Nutrition and Physical Activity (NPA) in the General Population Scoping Review (2020)
Nutrition and physical activity interventions have the potential to prevent and treat cardiometabolic risk factors. However, most adults living in the United States do not meet recommendations for fruits and vegetables intake or physical activity. Thus, it is important to examine availability of research on effective nutrition and physical activity interventions for adults in the “general” population, which includes those with or without cardiometabolic risk factors.
The objective of nutrition and physical activity in the general population scoping review is to describe the extent, range and nature of literature examining interventions to maintain or improve nutrition, physical activity and related outcomes in individuals who are non- or recreational athletes with or without cardiometabolic disease.
In non-athletes or recreational athletes with or without cardiometabolic disease, what is the extent, range and nature of literature examining assessment and intervention methods to improve or maintain both nutrition and physical activity and related outcomes?
For non-athletes or recreational athletes with or without cardiometabolic disease, what is the availability of research describing:
1. Individual-level nutrition and physical activity counseling or coaching provided by a nutrition or exercise practitioner to achieve or maintain adherence to dietary and physical activity recommendations and cardiometabolic and mental health outcomes?
- Which studies examine target populations trying to achieve (diagnosed disease) or maintain (non-diagnosed disease) cardiometabolic or mental health?
- Which types of practitioners are delivering the nutrition and physical activity interventions?
- Which behavioral counseling techniques (ex: motivational interviewing, transtheoretical model behavior change) are used to improve or maintain nutritional and physical activity and cardiometabolic or mental health outcomes?

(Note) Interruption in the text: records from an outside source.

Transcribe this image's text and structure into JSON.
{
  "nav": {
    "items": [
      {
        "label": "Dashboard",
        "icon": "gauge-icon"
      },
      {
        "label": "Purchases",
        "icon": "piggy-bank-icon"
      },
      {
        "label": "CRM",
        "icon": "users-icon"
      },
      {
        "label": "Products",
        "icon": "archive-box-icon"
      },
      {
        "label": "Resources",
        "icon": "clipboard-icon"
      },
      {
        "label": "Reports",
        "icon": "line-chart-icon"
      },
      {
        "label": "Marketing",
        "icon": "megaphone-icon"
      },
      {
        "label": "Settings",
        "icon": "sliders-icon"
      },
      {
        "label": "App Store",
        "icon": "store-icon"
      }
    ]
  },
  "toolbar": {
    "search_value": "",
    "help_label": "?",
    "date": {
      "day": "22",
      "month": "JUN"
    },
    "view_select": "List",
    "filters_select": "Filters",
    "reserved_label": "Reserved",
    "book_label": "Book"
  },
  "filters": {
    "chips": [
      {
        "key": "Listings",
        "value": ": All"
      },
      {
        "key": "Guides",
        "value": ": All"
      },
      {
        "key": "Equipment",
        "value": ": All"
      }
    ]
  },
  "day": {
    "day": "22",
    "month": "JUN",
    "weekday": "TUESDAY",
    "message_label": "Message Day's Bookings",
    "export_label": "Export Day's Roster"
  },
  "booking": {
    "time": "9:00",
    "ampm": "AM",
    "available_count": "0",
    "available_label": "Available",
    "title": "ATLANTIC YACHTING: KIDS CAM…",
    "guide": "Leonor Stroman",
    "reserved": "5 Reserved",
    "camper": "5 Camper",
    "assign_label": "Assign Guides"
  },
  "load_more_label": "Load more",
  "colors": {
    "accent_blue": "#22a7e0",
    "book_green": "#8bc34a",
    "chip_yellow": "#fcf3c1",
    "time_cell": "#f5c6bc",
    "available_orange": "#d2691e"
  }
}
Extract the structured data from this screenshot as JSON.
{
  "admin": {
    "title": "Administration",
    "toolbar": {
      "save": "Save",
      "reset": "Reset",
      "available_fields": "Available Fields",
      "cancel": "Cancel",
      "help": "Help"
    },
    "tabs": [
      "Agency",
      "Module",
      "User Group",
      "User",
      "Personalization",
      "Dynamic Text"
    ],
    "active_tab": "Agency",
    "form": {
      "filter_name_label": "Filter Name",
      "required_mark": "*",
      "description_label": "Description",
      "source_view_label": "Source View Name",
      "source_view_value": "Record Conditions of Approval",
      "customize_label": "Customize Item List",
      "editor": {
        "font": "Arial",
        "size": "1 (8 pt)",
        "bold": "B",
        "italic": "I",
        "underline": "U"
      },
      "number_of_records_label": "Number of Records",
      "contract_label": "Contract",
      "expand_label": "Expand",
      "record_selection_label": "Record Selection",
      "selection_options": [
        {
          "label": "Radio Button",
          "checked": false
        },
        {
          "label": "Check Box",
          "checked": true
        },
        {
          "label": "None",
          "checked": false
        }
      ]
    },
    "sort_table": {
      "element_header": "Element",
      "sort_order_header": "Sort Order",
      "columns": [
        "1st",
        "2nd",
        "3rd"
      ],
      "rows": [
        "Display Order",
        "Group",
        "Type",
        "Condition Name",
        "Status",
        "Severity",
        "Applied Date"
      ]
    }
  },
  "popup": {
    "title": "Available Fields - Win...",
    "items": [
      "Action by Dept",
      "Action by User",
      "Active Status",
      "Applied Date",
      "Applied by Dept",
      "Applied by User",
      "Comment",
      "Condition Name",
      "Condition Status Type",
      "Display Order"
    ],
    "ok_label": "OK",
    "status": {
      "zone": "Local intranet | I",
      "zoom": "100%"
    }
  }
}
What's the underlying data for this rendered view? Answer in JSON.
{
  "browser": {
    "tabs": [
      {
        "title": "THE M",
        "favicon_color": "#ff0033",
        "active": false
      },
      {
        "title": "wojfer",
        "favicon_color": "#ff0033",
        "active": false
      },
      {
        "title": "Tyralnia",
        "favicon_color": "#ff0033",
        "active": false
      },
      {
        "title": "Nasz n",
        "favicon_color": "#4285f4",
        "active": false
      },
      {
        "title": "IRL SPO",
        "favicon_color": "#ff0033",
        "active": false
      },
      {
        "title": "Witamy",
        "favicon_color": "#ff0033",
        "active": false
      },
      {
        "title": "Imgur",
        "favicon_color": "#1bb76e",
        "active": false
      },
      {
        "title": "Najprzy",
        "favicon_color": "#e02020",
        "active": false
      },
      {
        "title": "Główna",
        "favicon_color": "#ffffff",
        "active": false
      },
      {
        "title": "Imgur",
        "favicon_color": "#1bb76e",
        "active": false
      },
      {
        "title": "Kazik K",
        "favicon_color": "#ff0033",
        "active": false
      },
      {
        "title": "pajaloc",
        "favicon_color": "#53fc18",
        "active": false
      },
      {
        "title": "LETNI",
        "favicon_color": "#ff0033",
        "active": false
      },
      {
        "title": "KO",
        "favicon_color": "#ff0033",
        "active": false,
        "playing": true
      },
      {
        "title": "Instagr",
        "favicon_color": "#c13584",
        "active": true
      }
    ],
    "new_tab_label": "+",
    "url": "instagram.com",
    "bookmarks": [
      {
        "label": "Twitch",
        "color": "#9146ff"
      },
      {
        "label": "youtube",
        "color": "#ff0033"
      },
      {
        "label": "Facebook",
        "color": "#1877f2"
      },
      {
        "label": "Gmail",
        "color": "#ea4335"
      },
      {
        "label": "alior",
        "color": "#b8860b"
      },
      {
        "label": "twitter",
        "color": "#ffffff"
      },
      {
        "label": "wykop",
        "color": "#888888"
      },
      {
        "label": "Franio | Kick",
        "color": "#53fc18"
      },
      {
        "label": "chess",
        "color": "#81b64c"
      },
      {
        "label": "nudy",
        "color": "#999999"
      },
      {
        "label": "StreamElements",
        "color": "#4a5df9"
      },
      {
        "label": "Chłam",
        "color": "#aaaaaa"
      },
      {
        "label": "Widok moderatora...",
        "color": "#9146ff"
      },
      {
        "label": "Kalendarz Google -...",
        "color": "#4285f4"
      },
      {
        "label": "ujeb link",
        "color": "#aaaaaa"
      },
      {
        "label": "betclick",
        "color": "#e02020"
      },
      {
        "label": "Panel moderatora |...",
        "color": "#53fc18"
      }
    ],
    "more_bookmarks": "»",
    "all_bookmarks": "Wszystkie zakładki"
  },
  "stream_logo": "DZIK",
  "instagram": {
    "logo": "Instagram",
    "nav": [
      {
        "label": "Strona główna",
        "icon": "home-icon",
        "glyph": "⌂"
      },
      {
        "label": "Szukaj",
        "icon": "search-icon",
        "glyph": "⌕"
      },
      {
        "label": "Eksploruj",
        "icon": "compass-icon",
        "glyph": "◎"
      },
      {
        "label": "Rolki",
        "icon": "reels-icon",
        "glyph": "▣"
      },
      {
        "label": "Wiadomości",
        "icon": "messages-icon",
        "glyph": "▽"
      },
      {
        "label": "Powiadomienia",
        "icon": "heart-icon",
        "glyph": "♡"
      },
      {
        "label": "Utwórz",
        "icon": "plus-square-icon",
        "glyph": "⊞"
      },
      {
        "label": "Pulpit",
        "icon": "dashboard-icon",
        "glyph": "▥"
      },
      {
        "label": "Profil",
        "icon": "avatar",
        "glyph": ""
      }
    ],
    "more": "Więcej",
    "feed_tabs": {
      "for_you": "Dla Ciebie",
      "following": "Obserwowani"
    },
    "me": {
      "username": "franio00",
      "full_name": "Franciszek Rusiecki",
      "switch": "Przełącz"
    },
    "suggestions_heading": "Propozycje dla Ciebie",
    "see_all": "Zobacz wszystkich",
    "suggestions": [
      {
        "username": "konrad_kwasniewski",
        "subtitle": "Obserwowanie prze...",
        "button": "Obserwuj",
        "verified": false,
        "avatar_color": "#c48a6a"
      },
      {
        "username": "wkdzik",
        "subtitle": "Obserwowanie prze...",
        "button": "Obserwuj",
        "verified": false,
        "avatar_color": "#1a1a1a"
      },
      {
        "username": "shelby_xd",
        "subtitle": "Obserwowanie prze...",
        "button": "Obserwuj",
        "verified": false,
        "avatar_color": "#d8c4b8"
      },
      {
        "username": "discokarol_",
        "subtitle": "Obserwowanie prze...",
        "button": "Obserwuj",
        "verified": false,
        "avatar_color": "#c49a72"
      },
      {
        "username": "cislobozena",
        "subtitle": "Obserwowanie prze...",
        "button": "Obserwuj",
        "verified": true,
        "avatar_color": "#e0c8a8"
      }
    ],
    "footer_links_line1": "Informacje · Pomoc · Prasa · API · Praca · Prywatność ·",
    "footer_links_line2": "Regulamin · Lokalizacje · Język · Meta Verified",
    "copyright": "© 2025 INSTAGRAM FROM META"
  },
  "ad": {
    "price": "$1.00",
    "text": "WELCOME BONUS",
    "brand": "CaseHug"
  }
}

2. A) Wearable technology and/or B) mobile application to achieve or maintain adherence to dietary and physical activity recommendations and cardiometabolic and mental health outcomes?
3. Effect of ergogenic aids on exercise/training outcomes, anthropometric measures and body composition?
- carbohydrate/electrolyte replacement (drinks, gels, chews, tablets [nuun])
- BCAA supplementation (leucine, isoleucine, valine)
- creatine supplements
- collagen supplements
- omega-3 supplements
- exogenous ketones
Target Population: Adults (18 years of age or older)
Search Dates: Primary studies: 2005-May 4, 2020; Systematic Reviews/Meta-Analyses: 2015-May 4, 2020
Location: Countries with developed economies
Intermediate Outcomes: Dietary intake, physical activity, body composition (FM, FFM, BMD), anthropometrics, glucose homeostasis measures/pre-diabetes, BP, lipid profile, intermediate CVD measures (ex: IMT, FMD), CRP. Intermediate outcomes must be measured before and after the trial. Physical activity should be specified in METs.
Health Outcomes: Mortality, quality of life, CVD/events, type 2 diabetes, metabolic syndrome, malnutrition (overweight/obesity/underweight), anxiety disorders, depression, osteoarthritis, osteoporosis/osteopenia, joint pain.
Study Design Preferences: Systematic reviews and evidence-based practice guidelines; controlled clinical trials (RCTs, NRCTs).
Download the complete search criteria (PDF).
Scoping Review Conclusion
Considerable research, including primary studies and systematic reviews, is available describing efficacy of mobile applications for nutrition and physical activity and ergogenic aids of interest. Practitioners can use recently published systematic reviews on these topics to guide practice. While there was consistent research published on the effects of nutrition and physical activity counseling or coaching provided by a dietitian and/or exercise practitioner, this research has not been synthesized for “general” population, including those with or without cardiometabolic risk. Systematic reviews examining efficacy of interventions delivered by trained practitioners may help define scope of practice for those working with the “general” population.
- There were 170 articles including in the analysis, including one evidence-based practice guideline, 30 systematic reviews, 134 randomized controlled trials and five non-randomized controlled trials.
- There were 48 articles reporting the effect of nutrition and exercise counseling from a dietitian and/or exercise practitioner, though exercise practitioners were heterogeneous between studies. There were studies available targeting participants with and without cardiometabolic risk factors, but only two systematic reviews were included. Systematic reviews are needed to guide nutrition and physical activity counseling or coaching for the general population.
- There were 36 articles available reporting the effect of mobile applications for nutrition and physical activity, including 12 systematic reviews published since 2015. In addition, there were 87 studies included that examined the effects of ergogenic aids of interest on anthropometric and body composition measures as well as exercise performance, including 17 systematic
The systematic review and guideline is schedule to start in late December 2020.